[DATA SHOWN — start]
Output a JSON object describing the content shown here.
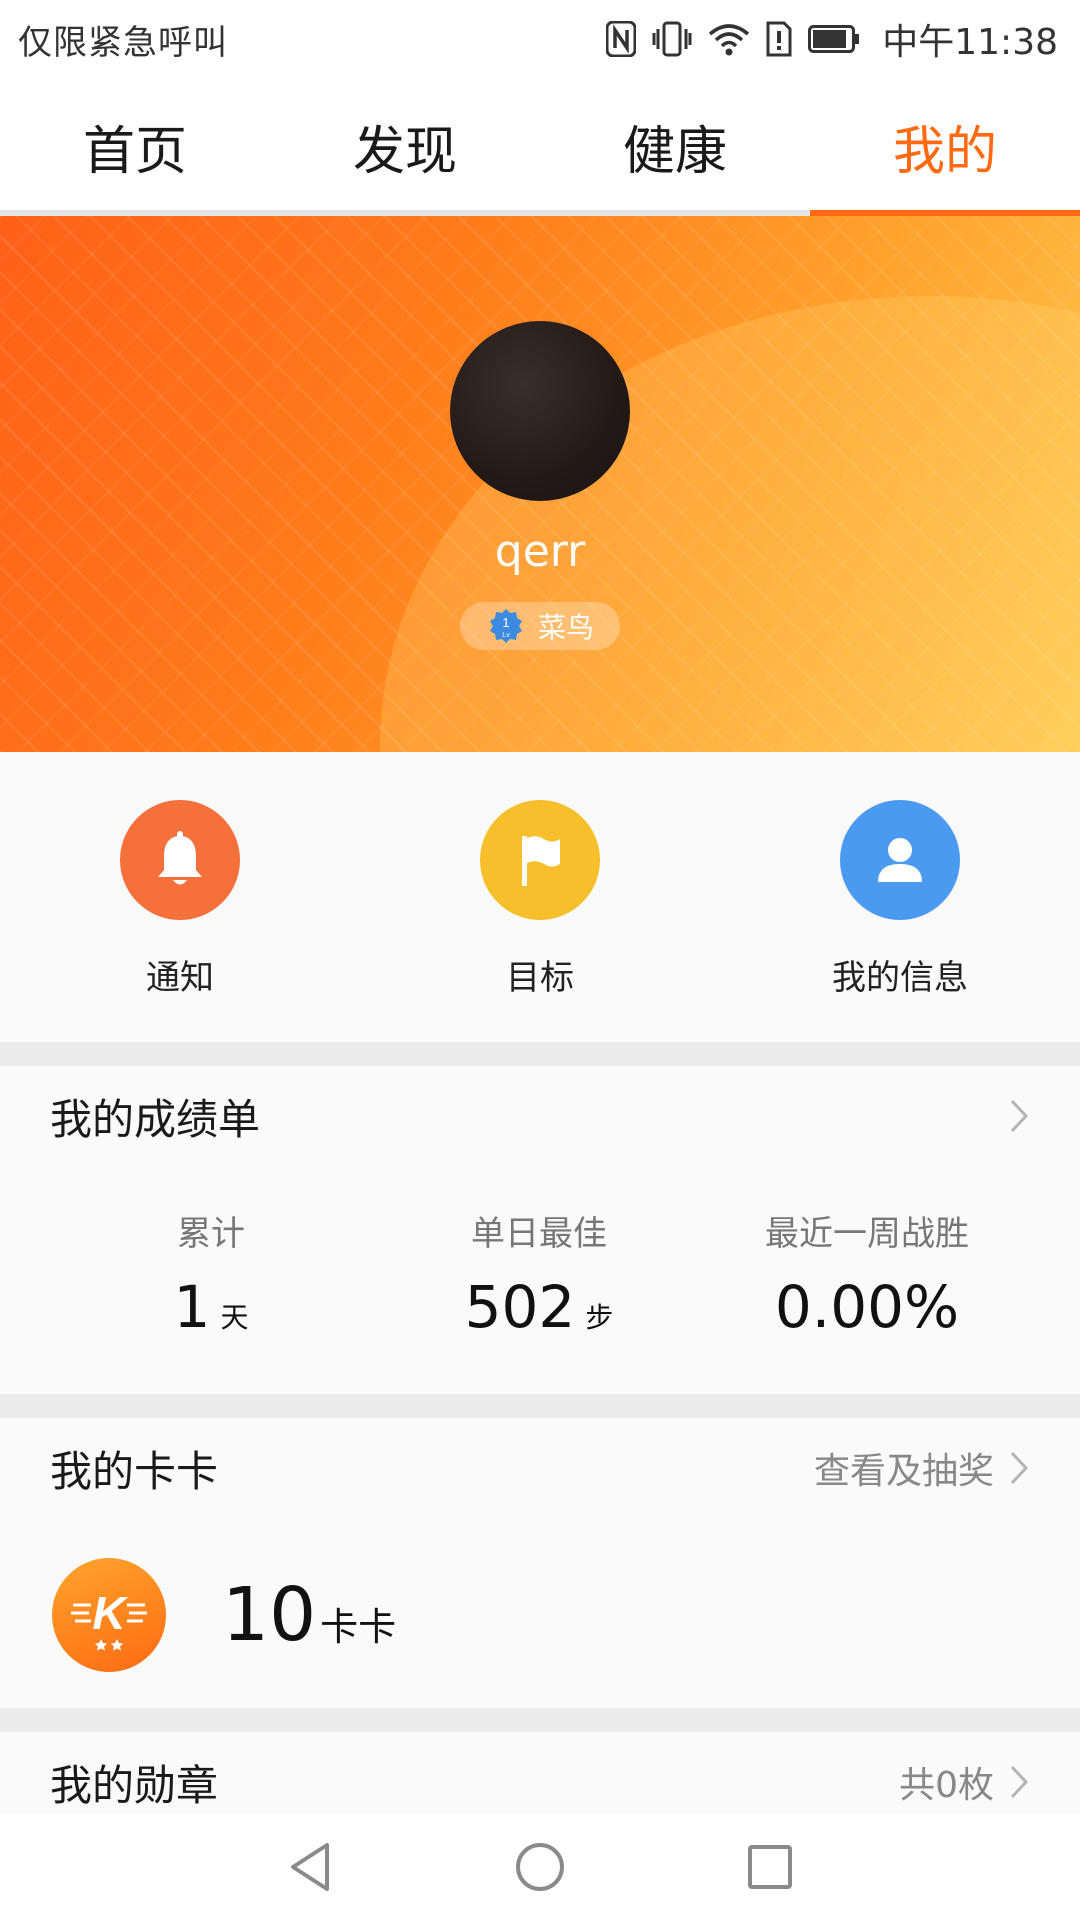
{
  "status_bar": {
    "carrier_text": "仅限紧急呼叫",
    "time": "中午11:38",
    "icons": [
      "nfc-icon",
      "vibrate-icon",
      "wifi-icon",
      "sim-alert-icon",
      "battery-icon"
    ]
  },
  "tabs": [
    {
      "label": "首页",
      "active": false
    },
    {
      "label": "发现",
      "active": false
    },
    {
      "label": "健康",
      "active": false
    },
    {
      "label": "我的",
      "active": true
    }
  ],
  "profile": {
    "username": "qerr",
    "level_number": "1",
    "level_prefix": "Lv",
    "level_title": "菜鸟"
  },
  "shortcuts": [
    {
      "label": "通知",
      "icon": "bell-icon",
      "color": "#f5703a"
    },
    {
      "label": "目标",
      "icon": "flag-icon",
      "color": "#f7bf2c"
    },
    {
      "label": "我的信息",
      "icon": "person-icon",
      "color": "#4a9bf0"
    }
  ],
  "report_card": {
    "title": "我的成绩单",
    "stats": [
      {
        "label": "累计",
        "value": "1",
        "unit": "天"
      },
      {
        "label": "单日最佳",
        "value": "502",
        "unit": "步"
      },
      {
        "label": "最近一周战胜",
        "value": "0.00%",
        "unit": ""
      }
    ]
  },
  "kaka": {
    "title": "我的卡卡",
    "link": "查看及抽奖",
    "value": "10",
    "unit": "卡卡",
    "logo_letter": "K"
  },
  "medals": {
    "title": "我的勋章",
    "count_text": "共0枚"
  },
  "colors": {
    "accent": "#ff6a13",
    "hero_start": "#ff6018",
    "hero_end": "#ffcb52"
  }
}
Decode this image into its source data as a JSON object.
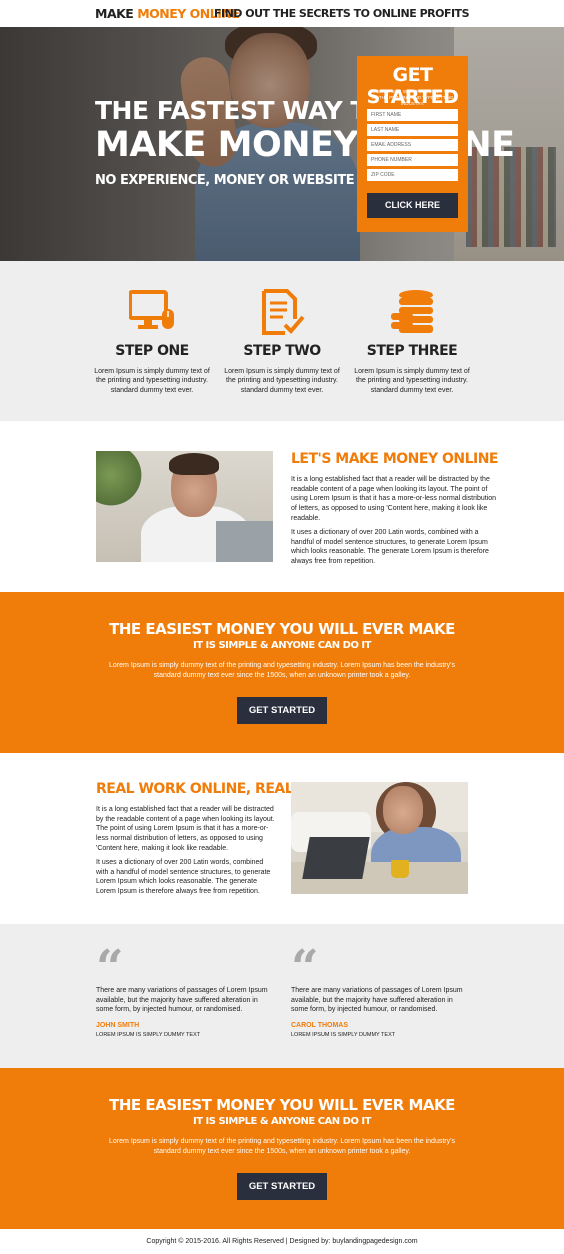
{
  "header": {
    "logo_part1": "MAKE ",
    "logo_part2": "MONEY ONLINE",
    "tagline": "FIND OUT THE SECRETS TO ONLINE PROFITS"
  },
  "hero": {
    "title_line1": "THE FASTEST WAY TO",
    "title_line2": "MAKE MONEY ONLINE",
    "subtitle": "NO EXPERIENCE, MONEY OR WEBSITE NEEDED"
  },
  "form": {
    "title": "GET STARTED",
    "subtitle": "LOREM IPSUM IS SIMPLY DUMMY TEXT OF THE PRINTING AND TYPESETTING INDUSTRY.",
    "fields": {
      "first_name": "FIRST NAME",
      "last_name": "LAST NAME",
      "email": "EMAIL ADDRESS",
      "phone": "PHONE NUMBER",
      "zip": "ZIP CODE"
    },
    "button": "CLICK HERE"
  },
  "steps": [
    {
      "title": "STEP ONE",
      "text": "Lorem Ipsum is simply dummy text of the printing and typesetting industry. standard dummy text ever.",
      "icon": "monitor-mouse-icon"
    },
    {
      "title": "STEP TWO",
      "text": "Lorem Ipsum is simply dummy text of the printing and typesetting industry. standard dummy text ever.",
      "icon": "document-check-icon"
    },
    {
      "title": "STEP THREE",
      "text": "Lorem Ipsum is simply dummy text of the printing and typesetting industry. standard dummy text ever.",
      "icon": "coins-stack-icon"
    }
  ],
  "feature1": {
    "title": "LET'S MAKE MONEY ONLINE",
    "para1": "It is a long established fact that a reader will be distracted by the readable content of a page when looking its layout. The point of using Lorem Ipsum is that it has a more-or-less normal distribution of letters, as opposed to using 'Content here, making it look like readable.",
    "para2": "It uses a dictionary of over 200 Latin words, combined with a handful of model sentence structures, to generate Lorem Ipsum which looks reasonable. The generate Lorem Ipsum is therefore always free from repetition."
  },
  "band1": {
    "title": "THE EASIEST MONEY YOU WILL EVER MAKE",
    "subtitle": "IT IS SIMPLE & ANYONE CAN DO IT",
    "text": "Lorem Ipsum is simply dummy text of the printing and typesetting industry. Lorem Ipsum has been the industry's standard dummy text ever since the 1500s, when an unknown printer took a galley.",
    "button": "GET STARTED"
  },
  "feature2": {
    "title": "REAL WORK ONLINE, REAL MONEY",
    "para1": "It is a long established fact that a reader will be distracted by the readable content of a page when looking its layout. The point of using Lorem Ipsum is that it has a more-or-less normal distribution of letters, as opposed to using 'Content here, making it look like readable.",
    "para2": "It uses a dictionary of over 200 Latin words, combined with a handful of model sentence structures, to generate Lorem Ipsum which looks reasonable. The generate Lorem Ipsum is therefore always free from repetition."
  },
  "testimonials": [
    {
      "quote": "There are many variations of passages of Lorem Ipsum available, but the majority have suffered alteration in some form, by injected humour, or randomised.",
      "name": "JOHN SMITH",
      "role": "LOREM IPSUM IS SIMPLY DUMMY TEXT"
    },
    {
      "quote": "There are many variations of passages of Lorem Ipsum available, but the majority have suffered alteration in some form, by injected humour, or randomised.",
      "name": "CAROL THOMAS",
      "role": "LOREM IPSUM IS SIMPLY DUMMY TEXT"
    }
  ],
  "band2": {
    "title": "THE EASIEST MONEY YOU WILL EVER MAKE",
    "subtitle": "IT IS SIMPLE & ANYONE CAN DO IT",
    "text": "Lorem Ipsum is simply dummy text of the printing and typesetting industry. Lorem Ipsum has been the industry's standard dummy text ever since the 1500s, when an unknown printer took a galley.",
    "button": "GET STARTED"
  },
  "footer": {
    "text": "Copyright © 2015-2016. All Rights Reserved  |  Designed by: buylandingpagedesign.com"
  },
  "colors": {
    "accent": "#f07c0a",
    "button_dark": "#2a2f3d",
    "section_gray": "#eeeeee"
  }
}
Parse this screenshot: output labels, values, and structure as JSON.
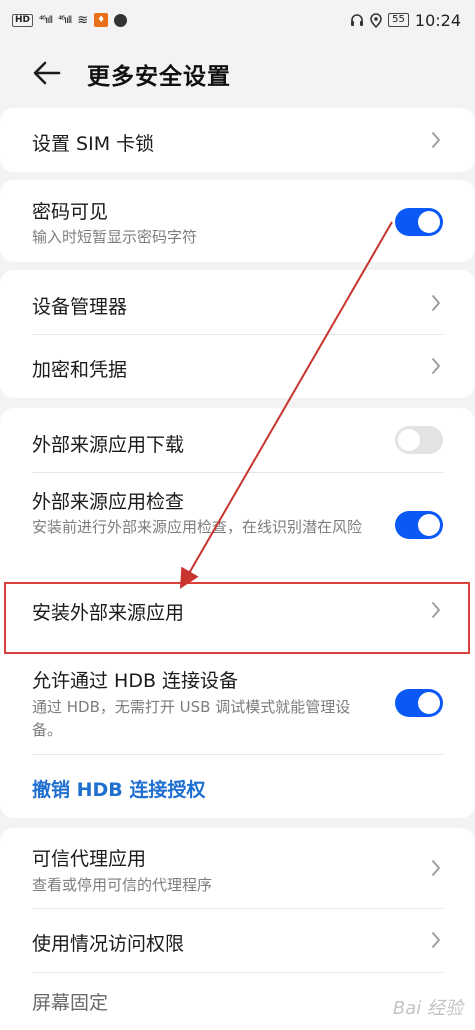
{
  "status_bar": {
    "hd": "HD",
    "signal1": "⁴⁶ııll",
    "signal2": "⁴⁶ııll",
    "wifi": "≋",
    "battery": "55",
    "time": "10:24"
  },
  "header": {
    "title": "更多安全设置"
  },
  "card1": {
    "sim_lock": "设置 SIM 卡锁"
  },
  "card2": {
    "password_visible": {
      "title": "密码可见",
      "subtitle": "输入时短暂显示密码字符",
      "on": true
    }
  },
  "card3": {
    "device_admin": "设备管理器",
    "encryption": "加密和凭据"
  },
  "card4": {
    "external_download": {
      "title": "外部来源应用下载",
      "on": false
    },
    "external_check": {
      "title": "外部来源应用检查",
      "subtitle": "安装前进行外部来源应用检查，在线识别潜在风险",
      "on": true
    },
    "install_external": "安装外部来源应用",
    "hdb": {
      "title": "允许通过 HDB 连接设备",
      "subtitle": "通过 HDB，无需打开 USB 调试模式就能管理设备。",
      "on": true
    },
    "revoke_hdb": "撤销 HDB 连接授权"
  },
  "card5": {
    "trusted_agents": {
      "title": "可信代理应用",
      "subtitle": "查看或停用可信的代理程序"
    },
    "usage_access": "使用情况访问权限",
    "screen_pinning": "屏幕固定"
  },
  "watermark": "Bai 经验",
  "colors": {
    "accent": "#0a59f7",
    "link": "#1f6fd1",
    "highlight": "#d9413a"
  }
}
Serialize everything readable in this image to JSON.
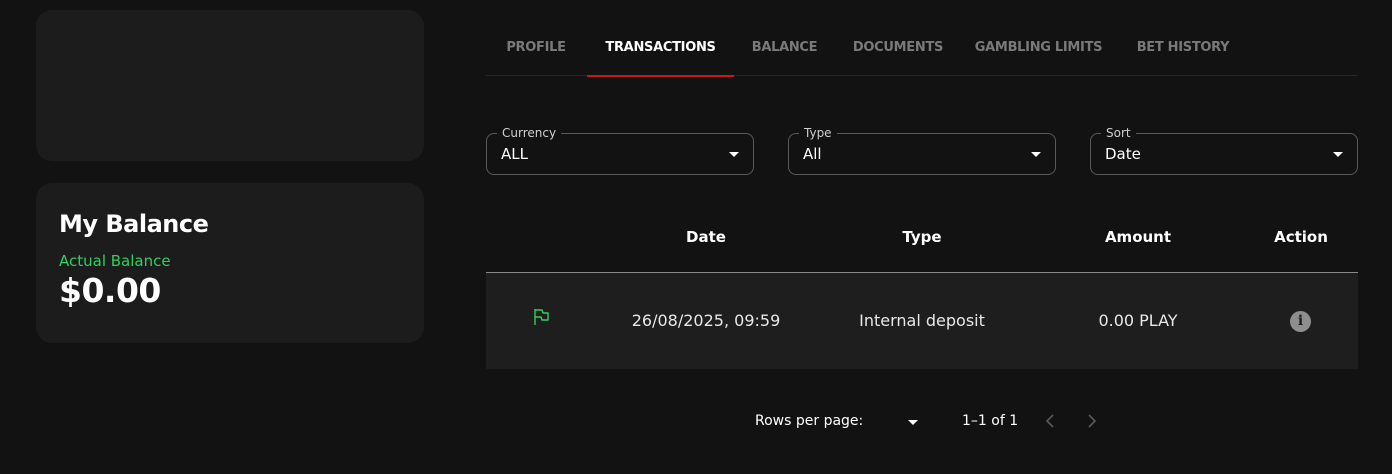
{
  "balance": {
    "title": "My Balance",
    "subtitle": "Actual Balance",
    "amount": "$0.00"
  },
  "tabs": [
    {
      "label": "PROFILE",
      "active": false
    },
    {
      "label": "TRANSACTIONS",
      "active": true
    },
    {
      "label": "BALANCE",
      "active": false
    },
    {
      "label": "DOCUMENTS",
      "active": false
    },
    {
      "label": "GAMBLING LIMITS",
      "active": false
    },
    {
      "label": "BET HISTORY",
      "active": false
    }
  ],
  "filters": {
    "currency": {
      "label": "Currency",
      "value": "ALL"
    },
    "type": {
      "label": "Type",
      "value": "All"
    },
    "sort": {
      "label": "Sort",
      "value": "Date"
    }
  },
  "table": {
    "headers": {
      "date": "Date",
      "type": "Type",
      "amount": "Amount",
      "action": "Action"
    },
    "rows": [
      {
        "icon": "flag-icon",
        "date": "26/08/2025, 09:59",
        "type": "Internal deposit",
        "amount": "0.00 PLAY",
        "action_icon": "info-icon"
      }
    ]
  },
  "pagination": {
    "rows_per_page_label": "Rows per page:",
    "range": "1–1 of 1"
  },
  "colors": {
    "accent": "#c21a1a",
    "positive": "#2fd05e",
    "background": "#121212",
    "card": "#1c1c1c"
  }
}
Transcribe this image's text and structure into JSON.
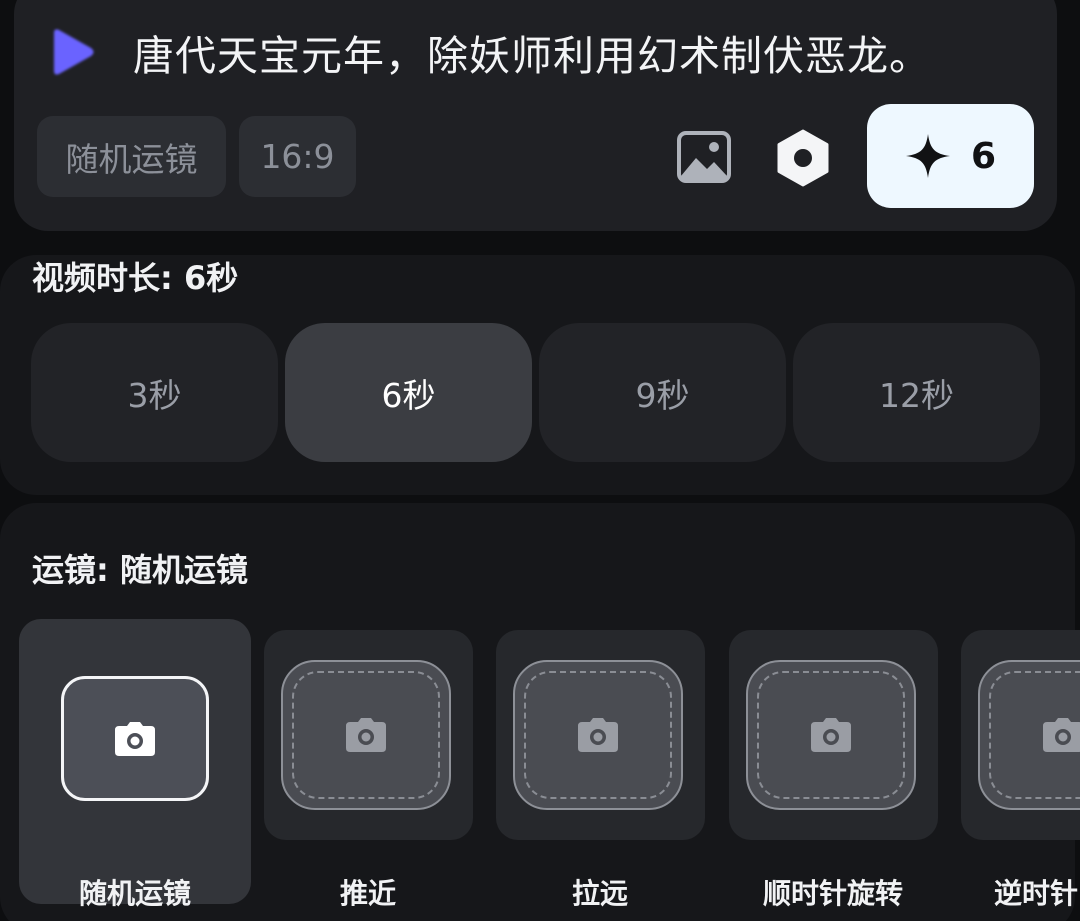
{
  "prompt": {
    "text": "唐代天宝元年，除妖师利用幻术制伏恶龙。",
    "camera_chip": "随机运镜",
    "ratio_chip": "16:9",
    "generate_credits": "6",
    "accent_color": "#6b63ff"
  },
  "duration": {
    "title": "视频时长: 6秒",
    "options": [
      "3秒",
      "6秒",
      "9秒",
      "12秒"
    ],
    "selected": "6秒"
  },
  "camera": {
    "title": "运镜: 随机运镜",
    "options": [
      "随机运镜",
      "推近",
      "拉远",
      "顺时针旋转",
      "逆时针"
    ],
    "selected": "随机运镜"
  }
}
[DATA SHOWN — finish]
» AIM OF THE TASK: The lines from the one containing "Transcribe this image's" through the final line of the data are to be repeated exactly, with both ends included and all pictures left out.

» RESULT OF THIS TASK:
Transcribe this image's text and structure into JSON.
{
  "prompt": {
    "text": "唐代天宝元年，除妖师利用幻术制伏恶龙。",
    "camera_chip": "随机运镜",
    "ratio_chip": "16:9",
    "generate_credits": "6",
    "accent_color": "#6b63ff"
  },
  "duration": {
    "title": "视频时长: 6秒",
    "options": [
      "3秒",
      "6秒",
      "9秒",
      "12秒"
    ],
    "selected": "6秒"
  },
  "camera": {
    "title": "运镜: 随机运镜",
    "options": [
      "随机运镜",
      "推近",
      "拉远",
      "顺时针旋转",
      "逆时针"
    ],
    "selected": "随机运镜"
  }
}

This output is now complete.